WHAT a wonderful coincidence that the moon looked especially surreal in the days leading to July 20. It was large, almost golden, and hard to miss—as hard to miss, in fact, as all the stories about how men first landed on the moon 50 years ago.
For much of the week, the American astrophysicist Neil deGrasse Tyson sounded over the moon in his Twitter account, sharing facts and jokes about all things lunar. “If the chefs ever prepared food on the moon, their dishes would surely be interesting, but their restaurants would have no atmosphere.”
He tweeted that four billion years ago, in its earliest moments, the moon was 20 times closer to the Earth than it is today and, being that much closer, appeared 400 times larger in the sky. Can you imagine what that view would have been like? There would have been the matter of finding a safe spot to watch the skies from, since the tides, DeGrasse Tyson wrote, were 8,000 times higher at the time. (Also, it wouldn’t be until more than three billion years later that humans first appeared.)
I’ll admit that reading all those stories about the moon landing was a kind of escape. These stories inspired, for one. They were a reminder of what a spirit of inquiry, focused effort, and big dreams can accomplish. Oh, astronomical resources too. The Planetary Society estimates that NASA spent some $28 billion in 13 years for the Apollo program, which translates to about $288 billion in 2018 dollars.
“The effort and the commitment of brainpower and money, and the glorious achievement itself, shine as an international example of what people can do when they set their minds to it,” John Schwartz wrote in The New York Times, in an essay about whether solving the climate crisis could be this generation’s next moon shot. “The spinoff technologies ended up affecting all of our lives.”
Today, for instance, scientists can accurately tell how far we are from the moon using a combination of lasers, telescopes and the mirrors that Neil Armstrong placed on the surface of the moon all those years ago.
Call me a hopeless optimist but it doesn’t seem impossible to make all the changes in engineering, political will, corporate priorities and human behavior that are necessary to fix the climate crisis. That is, if we can all agree that the crisis exists, or even that the moon landings did take place.
Really wrap your head around this idea. Fifty years ago, Armstrong and Buzz Aldrin set foot on the moon. They did more than “bounce around to collect rocks.” They (and all the others involved in this herculean effort) pushed the limits of human understanding further. A third astronaut on the Apollo 11 mission, Michael Collins, stayed in orbit in the Columbia spacecraft, some 60 miles above the moon’s surface.
He later told The New York Times that he didn’t begrudge Aldrin and Armstrong’s walk on the moon. He was far too focused on doing his part to make the mission work, given all the risks and unknowns that had to be faced. For instance, Armstrong and Aldrin had barely 30 seconds of fuel left on the lunar module when they landed because there were more boulders on the landing zone than they had anticipated. When they finally made it back to Columbia, Collins couldn’t remember what they first said to one another. Mostly, he remembers all the goo and grime that the other two astronauts had on their suits from the knees down.
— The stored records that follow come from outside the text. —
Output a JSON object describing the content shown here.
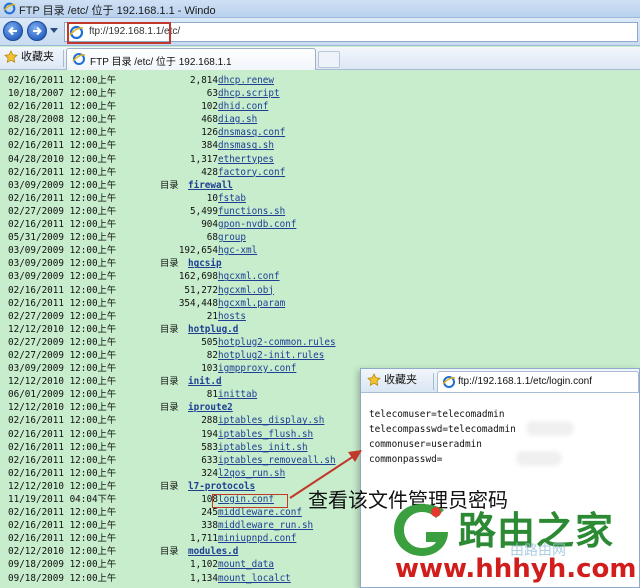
{
  "window": {
    "title": "FTP 目录 /etc/ 位于 192.168.1.1 - Windo"
  },
  "address_bar": {
    "url_host": "ftp://192.168.1.1",
    "url_path": "/etc/"
  },
  "favorites": {
    "label": "收藏夹"
  },
  "tab": {
    "label": "FTP 目录 /etc/ 位于 192.168.1.1"
  },
  "listing": [
    {
      "date": "02/16/2011 12:00上午",
      "size": "2,814",
      "name": "dhcp.renew"
    },
    {
      "date": "10/18/2007 12:00上午",
      "size": "63",
      "name": "dhcp.script"
    },
    {
      "date": "02/16/2011 12:00上午",
      "size": "102",
      "name": "dhid.conf"
    },
    {
      "date": "08/28/2008 12:00上午",
      "size": "468",
      "name": "diag.sh"
    },
    {
      "date": "02/16/2011 12:00上午",
      "size": "126",
      "name": "dnsmasq.conf"
    },
    {
      "date": "02/16/2011 12:00上午",
      "size": "384",
      "name": "dnsmasq.sh"
    },
    {
      "date": "04/28/2010 12:00上午",
      "size": "1,317",
      "name": "ethertypes"
    },
    {
      "date": "02/16/2011 12:00上午",
      "size": "428",
      "name": "factory.conf"
    },
    {
      "date": "03/09/2009 12:00上午",
      "dir": "目录",
      "name": "firewall"
    },
    {
      "date": "02/16/2011 12:00上午",
      "size": "10",
      "name": "fstab"
    },
    {
      "date": "02/27/2009 12:00上午",
      "size": "5,499",
      "name": "functions.sh"
    },
    {
      "date": "02/16/2011 12:00上午",
      "size": "904",
      "name": "gpon-nvdb.conf"
    },
    {
      "date": "05/31/2009 12:00上午",
      "size": "68",
      "name": "group"
    },
    {
      "date": "03/09/2009 12:00上午",
      "size": "192,654",
      "name": "hgc-xml"
    },
    {
      "date": "03/09/2009 12:00上午",
      "dir": "目录",
      "name": "hgcsip"
    },
    {
      "date": "03/09/2009 12:00上午",
      "size": "162,698",
      "name": "hgcxml.conf"
    },
    {
      "date": "02/16/2011 12:00上午",
      "size": "51,272",
      "name": "hgcxml.obj"
    },
    {
      "date": "02/16/2011 12:00上午",
      "size": "354,448",
      "name": "hgcxml.param"
    },
    {
      "date": "02/27/2009 12:00上午",
      "size": "21",
      "name": "hosts"
    },
    {
      "date": "12/12/2010 12:00上午",
      "dir": "目录",
      "name": "hotplug.d"
    },
    {
      "date": "02/27/2009 12:00上午",
      "size": "505",
      "name": "hotplug2-common.rules"
    },
    {
      "date": "02/27/2009 12:00上午",
      "size": "82",
      "name": "hotplug2-init.rules"
    },
    {
      "date": "03/09/2009 12:00上午",
      "size": "103",
      "name": "igmpproxy.conf"
    },
    {
      "date": "12/12/2010 12:00上午",
      "dir": "目录",
      "name": "init.d"
    },
    {
      "date": "06/01/2009 12:00上午",
      "size": "81",
      "name": "inittab"
    },
    {
      "date": "12/12/2010 12:00上午",
      "dir": "目录",
      "name": "iproute2"
    },
    {
      "date": "02/16/2011 12:00上午",
      "size": "288",
      "name": "iptables_display.sh"
    },
    {
      "date": "02/16/2011 12:00上午",
      "size": "194",
      "name": "iptables_flush.sh"
    },
    {
      "date": "02/16/2011 12:00上午",
      "size": "583",
      "name": "iptables_init.sh"
    },
    {
      "date": "02/16/2011 12:00上午",
      "size": "633",
      "name": "iptables_removeall.sh"
    },
    {
      "date": "02/16/2011 12:00上午",
      "size": "324",
      "name": "l2qos_run.sh"
    },
    {
      "date": "12/12/2010 12:00上午",
      "dir": "目录",
      "name": "l7-protocols"
    },
    {
      "date": "11/19/2011 04:04下午",
      "size": "108",
      "name": "login.conf"
    },
    {
      "date": "02/16/2011 12:00上午",
      "size": "245",
      "name": "middleware.conf"
    },
    {
      "date": "02/16/2011 12:00上午",
      "size": "338",
      "name": "middleware_run.sh"
    },
    {
      "date": "02/16/2011 12:00上午",
      "size": "1,711",
      "name": "miniupnpd.conf"
    },
    {
      "date": "02/12/2010 12:00上午",
      "dir": "目录",
      "name": "modules.d"
    },
    {
      "date": "09/18/2009 12:00上午",
      "size": "1,102",
      "name": "mount_data"
    },
    {
      "date": "09/18/2009 12:00上午",
      "size": "1,134",
      "name": "mount_localct"
    }
  ],
  "popup": {
    "favorites_label": "收藏夹",
    "tab_label": "ftp://192.168.1.1/etc/login.conf",
    "lines": [
      "telecomuser=telecomadmin",
      "telecompasswd=telecomadmin",
      "commonuser=useradmin",
      "commonpasswd="
    ]
  },
  "annotation": {
    "text": "查看该文件管理员密码"
  },
  "watermark": {
    "brand": "路由之家",
    "sub": "由路由网",
    "url": "www.hhhyh.com"
  },
  "colors": {
    "page_background": "#c7edcc",
    "link": "#1f3f94",
    "highlight": "#c0392b",
    "brand_green": "#2c8a35",
    "brand_red": "#d21d1d"
  }
}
Three days later, they were all back on Earth. Collins will turn 89 this October.
The moon landing 50 years ago is not my generation’s big moment. Our song isn’t “Fly Me to the Moon” or “Moon River” (which DeGrasse Tyson points out is “cosmically irrelevant”). It’s “Walking on the Moon” (1979) by The Police, in which a young man walks home from his beloved’s place so happy that it’s as if he’s taken a walk on the moon and his feet, “they hardly touch the ground.”
What an amazing achievement that was, that actual walk on the moon. May its memory inspire us all for years to come.